WORK TO COMPLETE:
Gather every line of the entries that includes the word "heading".

MATERIAL FOR THE TASK:
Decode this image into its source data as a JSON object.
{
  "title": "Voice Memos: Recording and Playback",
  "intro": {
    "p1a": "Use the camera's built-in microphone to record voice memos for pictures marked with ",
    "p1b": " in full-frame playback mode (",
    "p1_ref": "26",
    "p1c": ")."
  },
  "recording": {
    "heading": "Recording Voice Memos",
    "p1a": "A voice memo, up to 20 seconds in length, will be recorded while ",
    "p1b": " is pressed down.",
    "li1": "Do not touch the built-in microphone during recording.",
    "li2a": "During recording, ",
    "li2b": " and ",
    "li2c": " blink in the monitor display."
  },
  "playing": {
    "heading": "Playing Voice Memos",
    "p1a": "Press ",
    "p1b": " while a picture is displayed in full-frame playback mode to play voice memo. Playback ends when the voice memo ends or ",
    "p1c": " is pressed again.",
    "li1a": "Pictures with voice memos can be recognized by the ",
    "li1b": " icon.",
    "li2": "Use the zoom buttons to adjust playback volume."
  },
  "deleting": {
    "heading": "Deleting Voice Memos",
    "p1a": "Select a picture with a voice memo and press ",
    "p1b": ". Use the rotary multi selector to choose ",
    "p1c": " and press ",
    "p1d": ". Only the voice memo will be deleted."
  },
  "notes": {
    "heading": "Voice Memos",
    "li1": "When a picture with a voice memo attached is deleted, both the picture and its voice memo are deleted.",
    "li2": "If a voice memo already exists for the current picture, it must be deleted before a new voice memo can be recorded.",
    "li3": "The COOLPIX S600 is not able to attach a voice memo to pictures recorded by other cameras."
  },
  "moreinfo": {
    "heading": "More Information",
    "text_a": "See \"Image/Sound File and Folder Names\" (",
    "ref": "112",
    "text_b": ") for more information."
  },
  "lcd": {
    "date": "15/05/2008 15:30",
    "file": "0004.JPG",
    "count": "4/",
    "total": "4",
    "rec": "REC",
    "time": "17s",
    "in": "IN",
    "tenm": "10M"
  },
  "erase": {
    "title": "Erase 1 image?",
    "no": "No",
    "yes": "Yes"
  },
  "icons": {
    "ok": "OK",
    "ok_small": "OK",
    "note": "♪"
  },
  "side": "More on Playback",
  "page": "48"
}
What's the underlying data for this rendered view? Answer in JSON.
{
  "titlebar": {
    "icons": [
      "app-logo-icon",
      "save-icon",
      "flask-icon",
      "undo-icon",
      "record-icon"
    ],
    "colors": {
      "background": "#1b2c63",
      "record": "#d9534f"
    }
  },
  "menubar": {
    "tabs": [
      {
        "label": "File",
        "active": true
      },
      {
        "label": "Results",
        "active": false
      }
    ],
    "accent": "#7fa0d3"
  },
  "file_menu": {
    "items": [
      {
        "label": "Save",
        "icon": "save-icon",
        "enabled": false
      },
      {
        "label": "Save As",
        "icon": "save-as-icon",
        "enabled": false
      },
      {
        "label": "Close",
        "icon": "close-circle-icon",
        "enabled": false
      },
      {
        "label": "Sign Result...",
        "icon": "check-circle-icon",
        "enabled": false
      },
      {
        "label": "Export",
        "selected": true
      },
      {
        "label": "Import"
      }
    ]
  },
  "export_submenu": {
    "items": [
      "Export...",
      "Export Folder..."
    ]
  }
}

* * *

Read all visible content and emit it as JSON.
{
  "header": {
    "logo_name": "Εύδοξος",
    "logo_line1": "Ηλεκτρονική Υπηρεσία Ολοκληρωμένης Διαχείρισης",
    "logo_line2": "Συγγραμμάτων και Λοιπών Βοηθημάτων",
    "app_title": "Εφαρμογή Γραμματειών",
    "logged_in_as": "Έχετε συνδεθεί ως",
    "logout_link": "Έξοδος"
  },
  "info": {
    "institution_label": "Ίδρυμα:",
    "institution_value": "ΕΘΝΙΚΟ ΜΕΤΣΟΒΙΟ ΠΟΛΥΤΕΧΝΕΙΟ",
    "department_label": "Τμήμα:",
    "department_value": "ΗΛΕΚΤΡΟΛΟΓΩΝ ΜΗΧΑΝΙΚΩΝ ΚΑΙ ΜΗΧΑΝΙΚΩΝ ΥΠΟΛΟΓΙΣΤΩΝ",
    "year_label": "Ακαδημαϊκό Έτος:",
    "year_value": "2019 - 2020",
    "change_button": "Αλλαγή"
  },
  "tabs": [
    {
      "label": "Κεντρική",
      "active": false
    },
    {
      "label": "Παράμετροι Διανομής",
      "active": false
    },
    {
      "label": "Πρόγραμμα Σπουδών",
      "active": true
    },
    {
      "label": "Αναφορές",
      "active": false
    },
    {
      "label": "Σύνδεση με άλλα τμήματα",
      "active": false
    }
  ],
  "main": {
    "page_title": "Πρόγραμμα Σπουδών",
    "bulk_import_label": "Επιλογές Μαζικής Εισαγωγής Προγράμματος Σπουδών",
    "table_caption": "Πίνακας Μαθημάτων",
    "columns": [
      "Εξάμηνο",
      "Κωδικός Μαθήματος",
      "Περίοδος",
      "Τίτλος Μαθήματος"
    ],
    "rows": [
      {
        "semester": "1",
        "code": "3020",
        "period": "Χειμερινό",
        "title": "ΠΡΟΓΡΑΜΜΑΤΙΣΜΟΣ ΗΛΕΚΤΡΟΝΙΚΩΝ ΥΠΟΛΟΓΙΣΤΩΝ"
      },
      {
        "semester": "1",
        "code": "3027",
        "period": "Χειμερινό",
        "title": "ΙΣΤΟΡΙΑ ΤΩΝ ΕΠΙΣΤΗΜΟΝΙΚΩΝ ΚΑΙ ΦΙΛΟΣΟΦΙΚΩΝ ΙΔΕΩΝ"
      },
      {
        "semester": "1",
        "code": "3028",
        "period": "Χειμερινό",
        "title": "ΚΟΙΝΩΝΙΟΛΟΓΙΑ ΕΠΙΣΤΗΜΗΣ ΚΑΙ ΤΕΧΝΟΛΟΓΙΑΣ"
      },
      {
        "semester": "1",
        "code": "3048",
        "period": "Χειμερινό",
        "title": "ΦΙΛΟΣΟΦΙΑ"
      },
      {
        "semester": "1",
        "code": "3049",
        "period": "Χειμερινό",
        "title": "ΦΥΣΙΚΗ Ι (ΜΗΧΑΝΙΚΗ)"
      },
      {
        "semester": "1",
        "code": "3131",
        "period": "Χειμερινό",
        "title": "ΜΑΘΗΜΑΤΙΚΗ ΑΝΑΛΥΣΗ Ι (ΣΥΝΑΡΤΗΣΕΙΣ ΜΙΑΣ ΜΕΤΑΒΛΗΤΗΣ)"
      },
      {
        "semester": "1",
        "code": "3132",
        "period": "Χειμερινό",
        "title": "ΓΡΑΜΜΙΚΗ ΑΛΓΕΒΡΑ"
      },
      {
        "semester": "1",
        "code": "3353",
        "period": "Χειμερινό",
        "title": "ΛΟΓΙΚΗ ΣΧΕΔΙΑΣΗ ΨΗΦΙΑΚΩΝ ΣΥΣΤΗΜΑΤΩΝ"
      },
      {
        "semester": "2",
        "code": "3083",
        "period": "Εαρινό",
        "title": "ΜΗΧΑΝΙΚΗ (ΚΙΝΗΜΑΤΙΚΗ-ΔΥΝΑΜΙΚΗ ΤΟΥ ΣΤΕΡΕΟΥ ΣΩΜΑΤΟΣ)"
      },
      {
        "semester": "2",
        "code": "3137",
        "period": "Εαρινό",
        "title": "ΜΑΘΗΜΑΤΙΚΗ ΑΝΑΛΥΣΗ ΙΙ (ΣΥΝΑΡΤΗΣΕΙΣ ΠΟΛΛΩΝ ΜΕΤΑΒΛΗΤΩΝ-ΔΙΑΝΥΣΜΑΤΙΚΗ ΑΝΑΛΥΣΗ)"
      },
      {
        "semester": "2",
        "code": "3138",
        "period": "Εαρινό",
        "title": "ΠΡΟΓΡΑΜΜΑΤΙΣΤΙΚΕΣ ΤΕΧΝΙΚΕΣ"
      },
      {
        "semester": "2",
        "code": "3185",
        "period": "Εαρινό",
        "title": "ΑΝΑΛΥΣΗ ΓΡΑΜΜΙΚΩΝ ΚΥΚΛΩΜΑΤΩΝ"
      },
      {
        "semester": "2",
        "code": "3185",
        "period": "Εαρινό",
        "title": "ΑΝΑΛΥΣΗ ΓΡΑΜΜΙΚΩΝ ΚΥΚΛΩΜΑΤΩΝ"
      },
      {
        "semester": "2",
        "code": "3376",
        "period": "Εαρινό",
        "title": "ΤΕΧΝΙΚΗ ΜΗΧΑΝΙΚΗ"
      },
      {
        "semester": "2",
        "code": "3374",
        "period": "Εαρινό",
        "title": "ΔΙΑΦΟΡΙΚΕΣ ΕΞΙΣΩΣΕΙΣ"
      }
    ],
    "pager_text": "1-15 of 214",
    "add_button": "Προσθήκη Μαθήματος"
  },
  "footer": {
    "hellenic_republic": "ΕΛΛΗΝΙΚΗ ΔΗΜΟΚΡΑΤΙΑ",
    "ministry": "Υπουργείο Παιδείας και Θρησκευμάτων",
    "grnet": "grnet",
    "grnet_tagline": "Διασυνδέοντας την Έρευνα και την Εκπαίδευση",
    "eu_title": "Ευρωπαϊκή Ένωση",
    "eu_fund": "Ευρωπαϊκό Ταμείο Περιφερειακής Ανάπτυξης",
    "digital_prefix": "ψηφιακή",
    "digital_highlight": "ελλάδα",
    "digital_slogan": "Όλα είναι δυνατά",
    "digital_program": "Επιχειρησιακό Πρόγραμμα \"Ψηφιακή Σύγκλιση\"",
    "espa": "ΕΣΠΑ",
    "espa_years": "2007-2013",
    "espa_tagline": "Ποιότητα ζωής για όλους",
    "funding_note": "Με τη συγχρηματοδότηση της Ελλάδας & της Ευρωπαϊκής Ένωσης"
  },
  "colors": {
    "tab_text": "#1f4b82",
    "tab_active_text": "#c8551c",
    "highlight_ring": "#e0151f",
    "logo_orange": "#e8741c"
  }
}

ANSWER TO THIS TASK:
    "heading": "Recording Voice Memos",
    "heading": "Playing Voice Memos",
    "heading": "Deleting Voice Memos",
    "heading": "Voice Memos",
    "heading": "More Information",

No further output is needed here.